Take the 2-minute tour ×
Stack Overflow is a question and answer site for professional and enthusiast programmers. It's 100% free, no registration required.

Looking for some help with a Regular Expression to do the following:

  • Must be Alpha Char
  • Must be at least 1 Char
  • Must NOT be a specific value, e.g. != "Default"

Thanks for any help, Dave

share|improve this question
1  
Smells like homework. –  JSBձոգչ May 13 '10 at 21:10
    
@JS Bangs: Why do you think it is homework? –  Mark Byers May 13 '10 at 21:12
2  
What language/regex variant are you using? –  Mark Byers May 13 '10 at 21:12
    
By 'alpha' do you mean alphabetical or alphanumerical? Do you mean 'a-z' or should this work with foreign alphabetic characters too? –  Mark Byers May 13 '10 at 21:13

2 Answers 2

Use a negative lookahead:

^(?!Default)[a-zA-Z]+$
share|improve this answer
    
Definately not homework - Maybe my kids will have this as homework someday! Thanks for the help Mark. Dave –  Dave May 13 '10 at 21:18
    
that solution is OK if you have a single specific value, but if you're comparing to a list of specific values (eg: dictionary words) the solution becomes untenable. –  Bryan Oakley Jul 9 '11 at 5:32

Solve this in two steps:

  1. compare against the regular expression [a-zA-Z]+ which means "one or more of the letters from a-z or A-Z
  2. if it passes that test, look it up in a list of specific values you are guarding against.

There's no point in trying to cram these two tests into a single complex regular expression that you don't understand. A good rule of thumb with regular expressions is, if you have to ask someone how to do it, you should strive to use the least complex solution possible. If you don't understand the regular expression you won't be able to maintain the code over time.

In pseudocode:

if regexp_matches('[a-zA-Z]+', string) && string not in ['Default', 'Foobar', ...] {
    print "it's a keeper!"
}
share|improve this answer

Your Answer

 
discard

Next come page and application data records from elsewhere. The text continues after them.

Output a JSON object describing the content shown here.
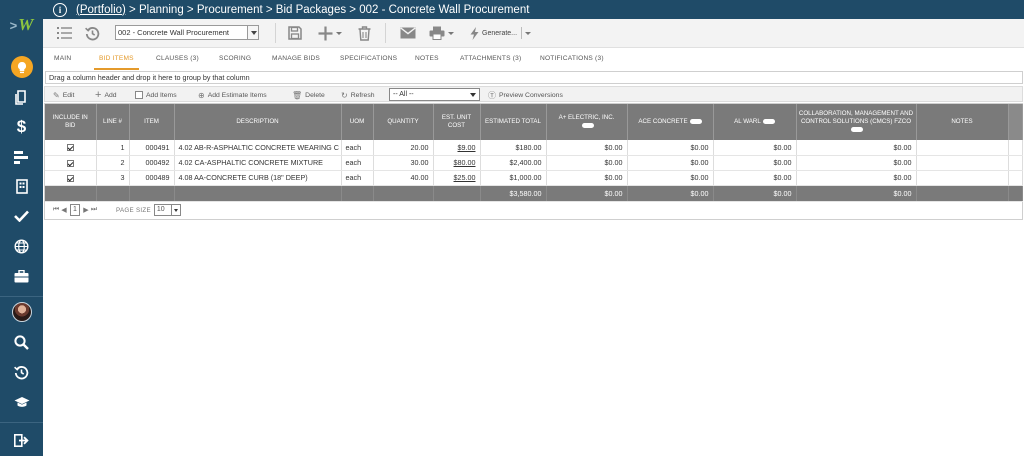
{
  "app": {
    "logo_text": "W",
    "colors": {
      "sidebar": "#1f4b68",
      "accent_orange": "#e49a2b",
      "bulb": "#f5a623",
      "logo_green": "#8dc63f",
      "grid_header": "#7a7a7a"
    }
  },
  "sidebar": {
    "items": [
      {
        "icon": "lightbulb-icon"
      },
      {
        "icon": "document-icon"
      },
      {
        "icon": "dollar-icon"
      },
      {
        "icon": "gantt-bars-icon"
      },
      {
        "icon": "building-icon"
      },
      {
        "icon": "checkmark-icon"
      },
      {
        "icon": "globe-icon"
      },
      {
        "icon": "briefcase-icon"
      },
      {
        "icon": "user-avatar"
      },
      {
        "icon": "search-icon"
      },
      {
        "icon": "history-icon"
      },
      {
        "icon": "graduation-cap-icon"
      },
      {
        "icon": "logout-icon"
      }
    ]
  },
  "header": {
    "portfolio_link": "(Portfolio)",
    "breadcrumb_rest": " > Planning > Procurement > Bid Packages > 002 - Concrete Wall Procurement"
  },
  "toolbar": {
    "package_select_value": "002 - Concrete Wall Procurement",
    "generate_label": "Generate..."
  },
  "tabs": [
    {
      "label": "MAIN",
      "active": false
    },
    {
      "label": "BID ITEMS",
      "active": true
    },
    {
      "label": "CLAUSES (3)",
      "active": false
    },
    {
      "label": "SCORING",
      "active": false
    },
    {
      "label": "MANAGE BIDS",
      "active": false
    },
    {
      "label": "SPECIFICATIONS",
      "active": false
    },
    {
      "label": "NOTES",
      "active": false
    },
    {
      "label": "ATTACHMENTS (3)",
      "active": false
    },
    {
      "label": "NOTIFICATIONS (3)",
      "active": false
    }
  ],
  "group_panel_text": "Drag a column header and drop it here to group by that column",
  "grid_toolbar": {
    "edit": "Edit",
    "add": "Add",
    "add_items": "Add Items",
    "add_estimate_items": "Add Estimate Items",
    "delete": "Delete",
    "refresh": "Refresh",
    "filter_value": "-- All --",
    "preview_conversions": "Preview Conversions"
  },
  "grid": {
    "columns": [
      "INCLUDE IN BID",
      "LINE #",
      "ITEM",
      "DESCRIPTION",
      "UOM",
      "QUANTITY",
      "EST. UNIT COST",
      "ESTIMATED TOTAL",
      "A+ ELECTRIC, INC.",
      "ACE CONCRETE",
      "AL WARL",
      "COLLABORATION, MANAGEMENT AND CONTROL SOLUTIONS (CMCS) FZCO",
      "NOTES"
    ],
    "rows": [
      {
        "line": "1",
        "item": "000491",
        "description": "4.02 AB-R-ASPHALTIC CONCRETE WEARING C",
        "uom": "each",
        "quantity": "20.00",
        "unit_cost": "$9.00",
        "total": "$180.00",
        "v1": "$0.00",
        "v2": "$0.00",
        "v3": "$0.00",
        "v4": "$0.00",
        "notes": ""
      },
      {
        "line": "2",
        "item": "000492",
        "description": "4.02 CA-ASPHALTIC CONCRETE MIXTURE",
        "uom": "each",
        "quantity": "30.00",
        "unit_cost": "$80.00",
        "total": "$2,400.00",
        "v1": "$0.00",
        "v2": "$0.00",
        "v3": "$0.00",
        "v4": "$0.00",
        "notes": ""
      },
      {
        "line": "3",
        "item": "000489",
        "description": "4.08 AA-CONCRETE CURB (18\" DEEP)",
        "uom": "each",
        "quantity": "40.00",
        "unit_cost": "$25.00",
        "total": "$1,000.00",
        "v1": "$0.00",
        "v2": "$0.00",
        "v3": "$0.00",
        "v4": "$0.00",
        "notes": ""
      }
    ],
    "footer": {
      "total": "$3,580.00",
      "v1": "$0.00",
      "v2": "$0.00",
      "v3": "$0.00",
      "v4": "$0.00"
    }
  },
  "pager": {
    "current_page": "1",
    "page_size_label": "PAGE SIZE",
    "page_size_value": "10"
  }
}
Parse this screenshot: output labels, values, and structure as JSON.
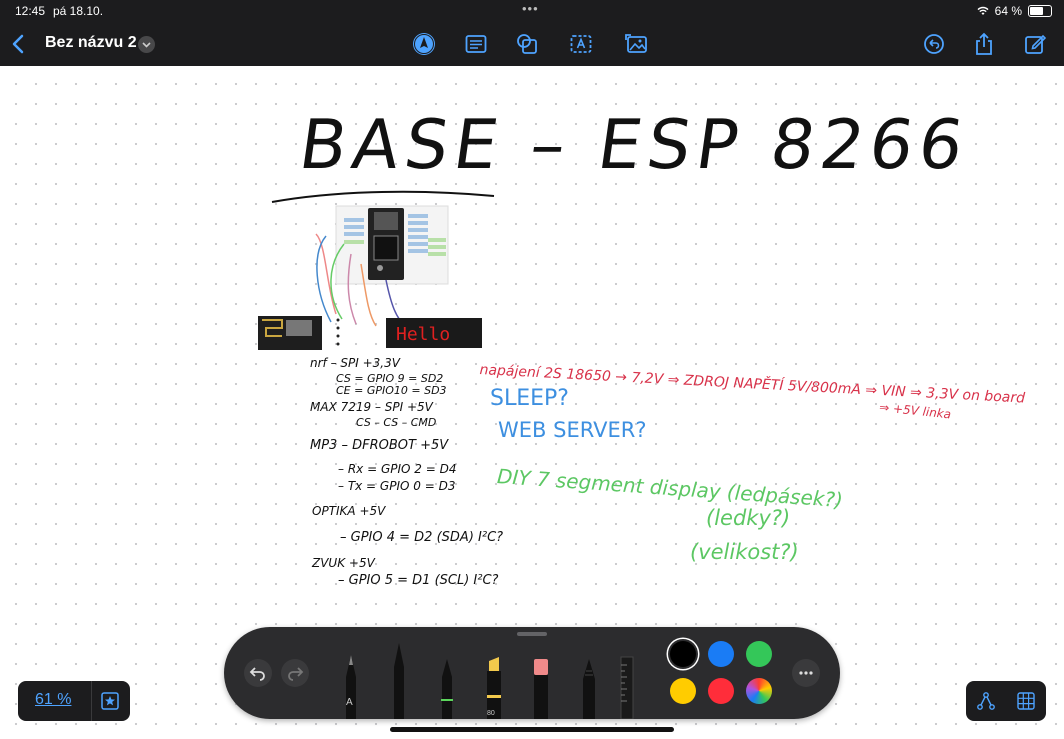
{
  "status": {
    "time": "12:45",
    "date": "pá 18.10.",
    "battery": "64 %"
  },
  "header": {
    "title": "Bez názvu 2"
  },
  "canvas": {
    "title": "BASE – ESP 8266",
    "notes_black": [
      "nrf – SPI   +3,3V",
      "CS = GPIO 9 = SD2",
      "CE = GPIO10 = SD3",
      "MAX 7219 – SPI +5V",
      "CS – CS – CMD",
      "MP3 – DFROBOT +5V",
      "– Rx = GPIO 2 = D4",
      "– Tx = GPIO 0 = D3",
      "OPTIKA +5V",
      "– GPIO 4 = D2 (SDA) I²C?",
      "ZVUK +5V",
      "– GPIO 5 = D1 (SCL) I²C?"
    ],
    "notes_red": [
      "napájení 2S 18650 → 7,2V ⇒ ZDROJ NAPĚTÍ 5V/800mA ⇒ VIN ⇒ 3,3V on board",
      "⇒ +5V linka"
    ],
    "notes_blue": [
      "SLEEP?",
      "WEB SERVER?"
    ],
    "notes_green": [
      "DIY 7 segment display (ledpásek?)",
      "(ledky?)",
      "(velikost?)"
    ],
    "display_text": "Hello"
  },
  "toolbar": {
    "pen_a_label": "A",
    "marker_size": "80",
    "colors": [
      "#000000",
      "#1a7cf5",
      "#34c759",
      "#ffcc00",
      "#ff2d3a",
      "multicolor"
    ]
  },
  "zoom": {
    "label": "61 %"
  },
  "icons": [
    "back-icon",
    "chevron-down-icon",
    "pen-icon",
    "text-icon",
    "shapes-icon",
    "textbox-icon",
    "image-icon",
    "undo-history-icon",
    "share-icon",
    "edit-icon",
    "undo-icon",
    "redo-icon",
    "more-icon",
    "star-icon",
    "network-icon",
    "grid-icon",
    "wifi-icon",
    "battery-icon"
  ]
}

By posting your answer, you agree to the privacy policy and terms of service.

Not the answer you're looking for? Browse other questions tagged or ask your own question.